BATS: Sunday Players: Each week Bay Area Theatresports players pit their improv work against all comers as the audience votes them off one by one. Sundays, 8 p.m., $8, www.improv.org. Fort Mason, Bldg. B (Marina & Buchanan), 474-6776.
"Beach Blanket Babylon":A North Beach perennial featuring crazy hats, media personality caricatures, a splash of romance, and little substance. Fridays, Saturdays, 7 & 10 p.m.; Wednesdays, Thursdays, 8 p.m.; Sundays, 1 & 4 p.m., $25-$65, www.beachblanketbabylon.com. Club Fugazi, 678 Green (at Powell), 421-4222.
Big City Improv: Actors take audience suggestions and create comedy from nothing. Fridays, 10 p.m., $15, www.bigcityimprov.com. Shelton Theater, 533 Sutter (at Powell), 433-1226, www.sheltontheater.com.
The Comedy of Errors: Presented by the African-American Shakespeare Company. March 28-April 13, $20-$25, www.african-americanshakes.org. African American Art and Cultural Complex Center, 762 Fulton (at Webster), 394-5854.
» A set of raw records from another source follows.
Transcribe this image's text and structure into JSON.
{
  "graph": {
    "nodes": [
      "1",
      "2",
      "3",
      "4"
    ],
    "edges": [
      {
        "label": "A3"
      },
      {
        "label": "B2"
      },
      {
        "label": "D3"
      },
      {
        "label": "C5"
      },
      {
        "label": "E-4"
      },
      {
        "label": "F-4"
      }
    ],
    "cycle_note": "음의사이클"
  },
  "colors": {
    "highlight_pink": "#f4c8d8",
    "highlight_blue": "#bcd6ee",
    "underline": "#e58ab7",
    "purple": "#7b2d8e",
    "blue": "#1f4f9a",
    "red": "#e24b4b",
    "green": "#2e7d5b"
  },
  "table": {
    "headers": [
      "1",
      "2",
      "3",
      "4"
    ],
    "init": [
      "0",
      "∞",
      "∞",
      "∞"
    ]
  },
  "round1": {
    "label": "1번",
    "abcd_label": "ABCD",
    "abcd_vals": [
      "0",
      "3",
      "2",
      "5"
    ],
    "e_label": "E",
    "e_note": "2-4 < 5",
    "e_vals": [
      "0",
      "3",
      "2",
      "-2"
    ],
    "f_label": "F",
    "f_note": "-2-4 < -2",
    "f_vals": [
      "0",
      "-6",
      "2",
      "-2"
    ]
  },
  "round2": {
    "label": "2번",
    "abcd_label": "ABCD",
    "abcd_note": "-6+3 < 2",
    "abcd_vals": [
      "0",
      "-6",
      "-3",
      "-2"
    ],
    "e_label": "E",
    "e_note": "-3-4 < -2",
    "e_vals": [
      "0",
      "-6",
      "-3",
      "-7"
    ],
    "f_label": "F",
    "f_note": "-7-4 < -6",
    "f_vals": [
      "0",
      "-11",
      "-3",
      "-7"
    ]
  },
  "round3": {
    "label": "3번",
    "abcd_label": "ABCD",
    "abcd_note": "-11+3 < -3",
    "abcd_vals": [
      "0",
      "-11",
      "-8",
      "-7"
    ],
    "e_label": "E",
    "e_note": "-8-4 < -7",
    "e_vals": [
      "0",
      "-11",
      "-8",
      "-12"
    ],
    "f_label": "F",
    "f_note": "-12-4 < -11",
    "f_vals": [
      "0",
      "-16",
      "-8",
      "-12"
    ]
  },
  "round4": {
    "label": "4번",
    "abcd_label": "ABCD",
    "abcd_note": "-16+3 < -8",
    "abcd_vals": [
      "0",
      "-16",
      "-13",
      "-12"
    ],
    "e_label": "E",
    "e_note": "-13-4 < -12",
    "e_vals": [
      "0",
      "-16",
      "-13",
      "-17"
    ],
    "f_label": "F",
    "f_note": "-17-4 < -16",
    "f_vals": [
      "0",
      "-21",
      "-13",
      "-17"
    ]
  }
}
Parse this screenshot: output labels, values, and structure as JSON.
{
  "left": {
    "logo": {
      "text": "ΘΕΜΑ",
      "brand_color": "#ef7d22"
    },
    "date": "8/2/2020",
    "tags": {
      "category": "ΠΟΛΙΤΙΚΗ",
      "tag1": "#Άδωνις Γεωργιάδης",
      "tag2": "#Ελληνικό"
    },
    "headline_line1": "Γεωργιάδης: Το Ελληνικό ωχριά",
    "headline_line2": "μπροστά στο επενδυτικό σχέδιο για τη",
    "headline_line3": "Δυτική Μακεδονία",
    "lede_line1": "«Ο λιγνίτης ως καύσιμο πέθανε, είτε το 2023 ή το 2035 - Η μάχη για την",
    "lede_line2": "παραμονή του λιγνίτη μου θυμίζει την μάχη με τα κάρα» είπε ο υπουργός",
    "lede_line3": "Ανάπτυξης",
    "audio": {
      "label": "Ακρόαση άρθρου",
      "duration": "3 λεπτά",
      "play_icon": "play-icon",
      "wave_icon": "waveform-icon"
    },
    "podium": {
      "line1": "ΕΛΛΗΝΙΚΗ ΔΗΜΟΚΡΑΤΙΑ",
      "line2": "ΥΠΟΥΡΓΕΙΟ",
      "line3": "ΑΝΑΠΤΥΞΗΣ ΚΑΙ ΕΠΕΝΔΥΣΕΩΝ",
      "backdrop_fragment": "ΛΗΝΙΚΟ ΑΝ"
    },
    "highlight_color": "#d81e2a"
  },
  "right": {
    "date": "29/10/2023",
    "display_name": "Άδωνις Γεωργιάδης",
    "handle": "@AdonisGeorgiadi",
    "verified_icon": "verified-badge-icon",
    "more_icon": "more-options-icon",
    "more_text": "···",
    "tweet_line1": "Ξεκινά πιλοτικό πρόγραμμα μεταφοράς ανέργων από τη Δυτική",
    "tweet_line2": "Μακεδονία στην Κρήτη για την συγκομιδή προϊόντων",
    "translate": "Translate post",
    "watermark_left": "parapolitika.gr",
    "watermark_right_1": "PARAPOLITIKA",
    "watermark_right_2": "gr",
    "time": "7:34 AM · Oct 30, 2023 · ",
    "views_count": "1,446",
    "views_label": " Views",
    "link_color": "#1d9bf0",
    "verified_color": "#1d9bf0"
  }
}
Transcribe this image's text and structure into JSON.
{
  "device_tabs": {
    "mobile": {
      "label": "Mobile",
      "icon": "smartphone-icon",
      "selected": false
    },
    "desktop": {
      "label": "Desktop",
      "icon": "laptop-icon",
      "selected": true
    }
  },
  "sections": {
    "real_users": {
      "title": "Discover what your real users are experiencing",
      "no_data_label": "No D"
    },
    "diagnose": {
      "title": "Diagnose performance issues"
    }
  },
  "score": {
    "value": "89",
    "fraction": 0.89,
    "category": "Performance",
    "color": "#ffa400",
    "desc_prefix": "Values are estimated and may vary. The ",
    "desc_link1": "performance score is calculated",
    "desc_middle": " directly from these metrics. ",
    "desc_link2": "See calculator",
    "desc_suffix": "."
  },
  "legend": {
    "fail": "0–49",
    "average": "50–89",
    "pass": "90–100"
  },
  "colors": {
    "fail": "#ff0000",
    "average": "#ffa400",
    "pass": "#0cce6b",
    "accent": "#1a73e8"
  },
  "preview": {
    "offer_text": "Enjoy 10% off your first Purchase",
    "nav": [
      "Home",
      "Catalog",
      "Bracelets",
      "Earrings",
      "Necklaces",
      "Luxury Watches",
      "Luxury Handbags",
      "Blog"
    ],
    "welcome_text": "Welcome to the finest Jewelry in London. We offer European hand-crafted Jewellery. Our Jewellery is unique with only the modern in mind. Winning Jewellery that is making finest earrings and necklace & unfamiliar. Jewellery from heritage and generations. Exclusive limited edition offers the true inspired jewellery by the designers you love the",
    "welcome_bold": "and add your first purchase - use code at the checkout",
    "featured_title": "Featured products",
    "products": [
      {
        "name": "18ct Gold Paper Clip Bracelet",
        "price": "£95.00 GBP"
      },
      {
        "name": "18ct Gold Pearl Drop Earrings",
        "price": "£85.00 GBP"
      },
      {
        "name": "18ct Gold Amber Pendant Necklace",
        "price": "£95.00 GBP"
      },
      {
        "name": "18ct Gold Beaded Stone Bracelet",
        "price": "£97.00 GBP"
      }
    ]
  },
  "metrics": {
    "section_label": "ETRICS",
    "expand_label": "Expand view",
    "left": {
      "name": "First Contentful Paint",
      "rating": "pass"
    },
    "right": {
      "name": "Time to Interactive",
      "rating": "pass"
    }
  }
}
Coronado: A drama about sex, murder, and money by Dennis Lehane, directed by Susi Damilano. Called "an film-noir ride through the lives and passions of Middle Americans," the play is by the author of Mystic River, on which Clint Eastwood's film was based. Wednesdays-Sundays. Continues through April 26, $20-$65. SF Playhouse, 533 Sutter (at Powell), 677-9596, www.sfplayhouse.org.
Four Breaths: Four short erotic works by Samuel Beckett, Anaïs Nin, Ian Walker, and Rick Burkhardt. Thursdays-Sundays. Continues through March 29. Phoenix Theatre, 414 Mason (at Geary), Suite 601, 989-0023.
The Government Inspector: Nikolai Gogol's play plays out in a backwater Russian village, where government leaders and local cronies are willing to give a visiting official money, women, and whatever else he wants — just as long as he gives them a good report back at the capital. Through April 20. American Conservatory Theater, 415 Geary (at Mason), 749-2228, www.act-sfbay.org.
Insignificant Others: An open run of L. Jay Kuo's musical, directed by George Quick, about five friends who move to San Francisco from the Midwest. Daily, www.isomusical.com. Theatre 39 at Pier 39, 2 Beach (Beach & Embarcadero).